New wave of transparency and accountability? Far from it.
Evans embarked on a power grab in which he commandeered authority over the agency’s day-to-day operations as well as billions of dollars in contracts. That left Alvarez’s authority significantly weakened. Evans also voted on a hefty Tollway contract involving an engineering firm where he once worked, the Chicago Sun-Times reported.
Meanwhile, Alvarez made sure nine of his former CHA colleagues got well-paying jobs at the agency amounting to an overall tab of $1.3 million, the Daily Herald reported Wednesday.
Both men got their jobs after receiving strong endorsements from former ComEd lobbyist John Hooker, according to the Sun-Times. As it turns out, Hooker had his own baggage. In the fall of 2020, he joined the list of people under indictment for their alleged role in the ComEd bribery scheme that ultimately led to charges against former House Speaker Michael Madigan.

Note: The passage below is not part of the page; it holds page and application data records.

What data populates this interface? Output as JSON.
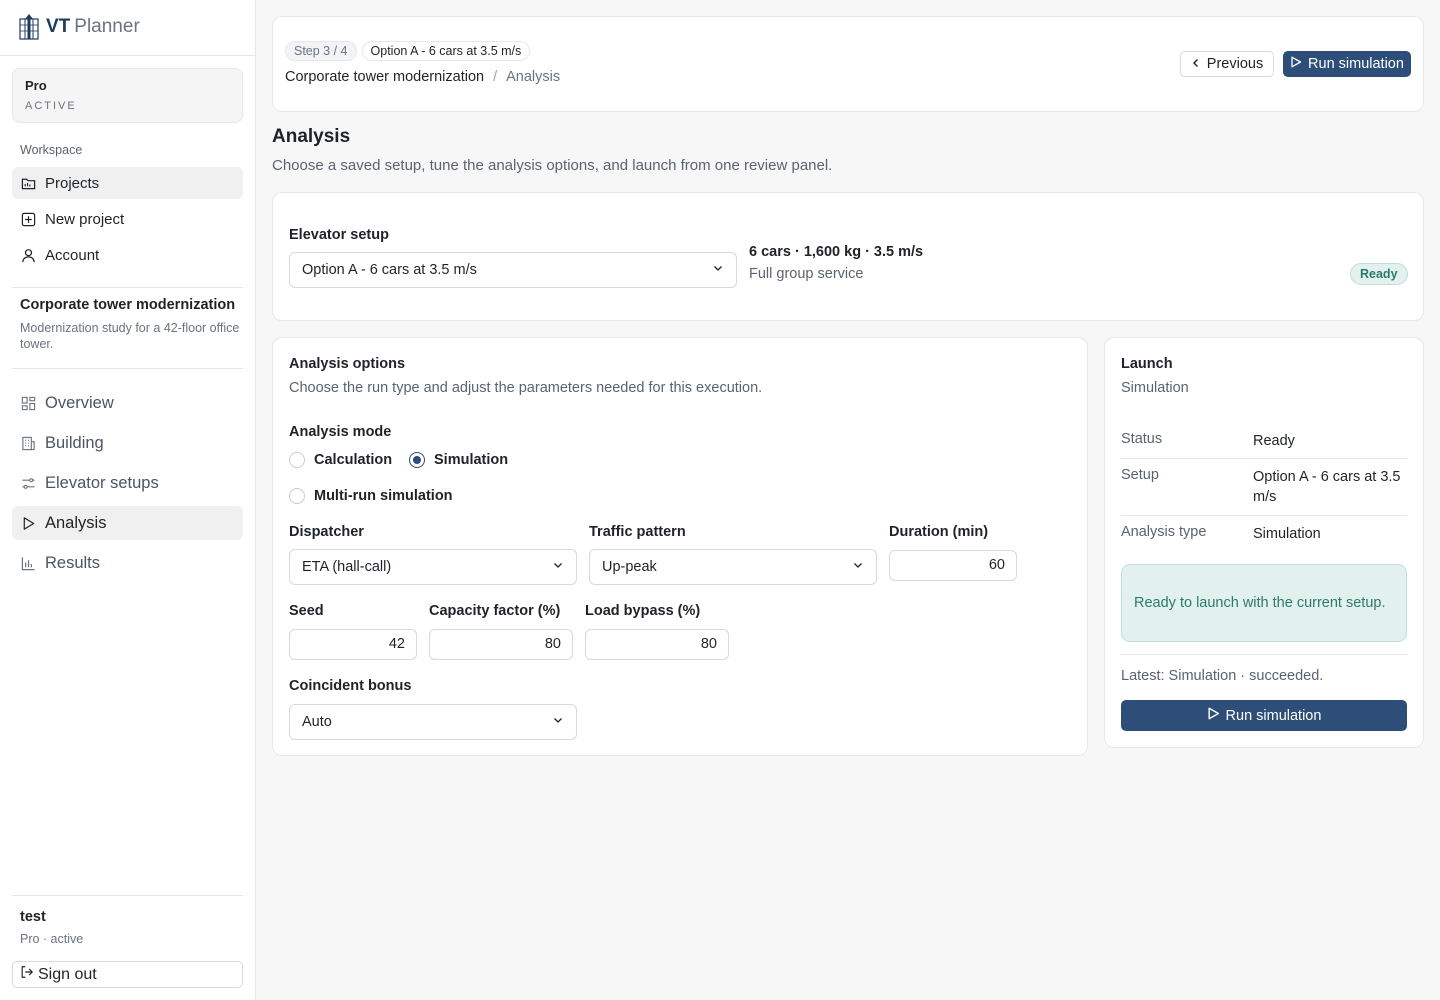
{
  "brand": {
    "vt": "VT",
    "planner": "Planner"
  },
  "plan": {
    "name": "Pro",
    "status": "ACTIVE"
  },
  "sidebar": {
    "workspace_label": "Workspace",
    "workspace_items": [
      {
        "label": "Projects",
        "icon": "folder-icon"
      },
      {
        "label": "New project",
        "icon": "plus-square-icon"
      },
      {
        "label": "Account",
        "icon": "user-icon"
      }
    ],
    "project": {
      "title": "Corporate tower modernization",
      "description": "Modernization study for a 42-floor office tower."
    },
    "project_items": [
      {
        "label": "Overview",
        "icon": "grid-icon"
      },
      {
        "label": "Building",
        "icon": "building-icon"
      },
      {
        "label": "Elevator setups",
        "icon": "sliders-icon"
      },
      {
        "label": "Analysis",
        "icon": "play-icon"
      },
      {
        "label": "Results",
        "icon": "bar-chart-icon"
      }
    ],
    "user": {
      "name": "test",
      "sub": "Pro · active"
    },
    "sign_out": "Sign out"
  },
  "header": {
    "step": "Step 3 / 4",
    "setup_chip": "Option A - 6 cars at 3.5 m/s",
    "breadcrumb_project": "Corporate tower modernization",
    "breadcrumb_sep": "/",
    "breadcrumb_current": "Analysis",
    "previous": "Previous",
    "run": "Run simulation"
  },
  "page": {
    "title": "Analysis",
    "subtitle": "Choose a saved setup, tune the analysis options, and launch from one review panel."
  },
  "setup": {
    "label": "Elevator setup",
    "selected": "Option A - 6 cars at 3.5 m/s",
    "summary": "6 cars · 1,600 kg · 3.5 m/s",
    "service": "Full group service",
    "badge": "Ready"
  },
  "options": {
    "title": "Analysis options",
    "subtitle": "Choose the run type and adjust the parameters needed for this execution.",
    "mode_label": "Analysis mode",
    "modes": [
      "Calculation",
      "Simulation",
      "Multi-run simulation"
    ],
    "dispatcher_label": "Dispatcher",
    "dispatcher": "ETA (hall-call)",
    "traffic_label": "Traffic pattern",
    "traffic": "Up-peak",
    "duration_label": "Duration (min)",
    "duration": "60",
    "seed_label": "Seed",
    "seed": "42",
    "capacity_label": "Capacity factor (%)",
    "capacity": "80",
    "bypass_label": "Load bypass (%)",
    "bypass": "80",
    "coincident_label": "Coincident bonus",
    "coincident": "Auto"
  },
  "launch": {
    "title": "Launch",
    "subtitle": "Simulation",
    "rows": [
      {
        "k": "Status",
        "v": "Ready"
      },
      {
        "k": "Setup",
        "v": "Option A - 6 cars at 3.5 m/s"
      },
      {
        "k": "Analysis type",
        "v": "Simulation"
      }
    ],
    "notice": "Ready to launch with the current setup.",
    "latest": "Latest: Simulation · succeeded.",
    "run": "Run simulation"
  },
  "colors": {
    "accent": "#2d4e78",
    "ready_bg": "#e3f1ee",
    "ready_text": "#2c7a6b"
  }
}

Evans stepped down in February, and Alvarez did the same last week.
And, who could forget what Governor Rod Blagojevich did
An April 27, 2008, Tribune story reported,
Among the many first-time $25,000 donors was a Chicago architectural firm that designed the newly revamped oases on the Illinois Tollway.
John Clark, a principal with Cordogan, Clark & Associates, said that the lead agency on the project, the California firm Wilton Partners, suggested Cordogan, Clark also donate to Blagojevich. Wilton itself donated $50,000 to the governor’s campaign fund on the same day. He said Wilton’s leaders asked the firm to make the donation as a way to call attention to the oases project, which at the time was moving slowly.
“Giving puts an exclamation point next to your name,” Clark said.
After the donation was made, Clark said, the project started to go more smoothly. But he said he wasn’t sure that was a direct result of the donation or whether “people were finally getting up to speed.”
He said he didn’t see the donation as a favor and believes the state was merely living up to the terms of its original agreement signed under the Ryan administration, in which Wilton has spent more than $80 million to renovate the oases and is paid by vendors renting space there.